• **Description of the task**: Which lines hold the word "track"? Copy each of them from the material.

• **Material shown**:
##############################

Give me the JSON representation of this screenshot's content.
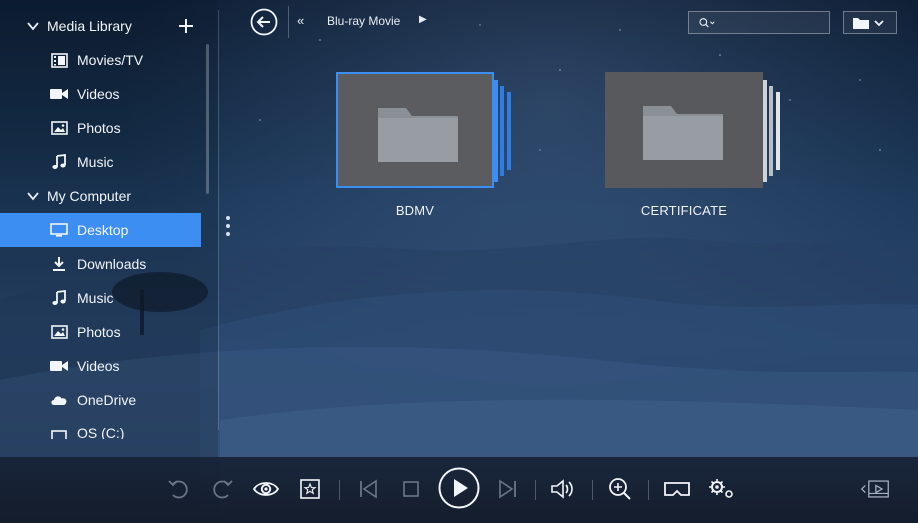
{
  "sidebar": {
    "items": [
      {
        "label": "Media Library",
        "type": "group"
      },
      {
        "label": "Movies/TV",
        "type": "sub",
        "icon": "film-icon"
      },
      {
        "label": "Videos",
        "type": "sub",
        "icon": "video-camera-icon"
      },
      {
        "label": "Photos",
        "type": "sub",
        "icon": "photo-icon"
      },
      {
        "label": "Music",
        "type": "sub",
        "icon": "music-note-icon"
      },
      {
        "label": "My Computer",
        "type": "group"
      },
      {
        "label": "Desktop",
        "type": "sub",
        "icon": "monitor-icon",
        "active": true
      },
      {
        "label": "Downloads",
        "type": "sub",
        "icon": "download-icon"
      },
      {
        "label": "Music",
        "type": "sub",
        "icon": "music-note-icon"
      },
      {
        "label": "Photos",
        "type": "sub",
        "icon": "photo-icon"
      },
      {
        "label": "Videos",
        "type": "sub",
        "icon": "video-camera-icon"
      },
      {
        "label": "OneDrive",
        "type": "sub",
        "icon": "cloud-icon"
      },
      {
        "label": "OS (C:)",
        "type": "sub",
        "icon": "drive-icon"
      }
    ]
  },
  "header": {
    "breadcrumb_prev": "«",
    "breadcrumb_current": "Blu-ray Movie",
    "breadcrumb_next": "▶",
    "search_value": ""
  },
  "folders": [
    {
      "name": "BDMV",
      "selected": true
    },
    {
      "name": "CERTIFICATE",
      "selected": false
    }
  ],
  "colors": {
    "accent": "#3d8ef2",
    "folder_card": "#58595c",
    "folder_icon": "#8a9096"
  },
  "toolbar": {
    "buttons": [
      "undo-icon",
      "redo-icon",
      "eye-icon",
      "bookmark-star-icon",
      "previous-track-icon",
      "stop-icon",
      "play-icon",
      "next-track-icon",
      "volume-icon",
      "zoom-in-icon",
      "vr-headset-icon",
      "settings-gears-icon",
      "mini-player-icon"
    ]
  }
}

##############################

• **Response to this exercise**:
      "previous-track-icon",
      "next-track-icon",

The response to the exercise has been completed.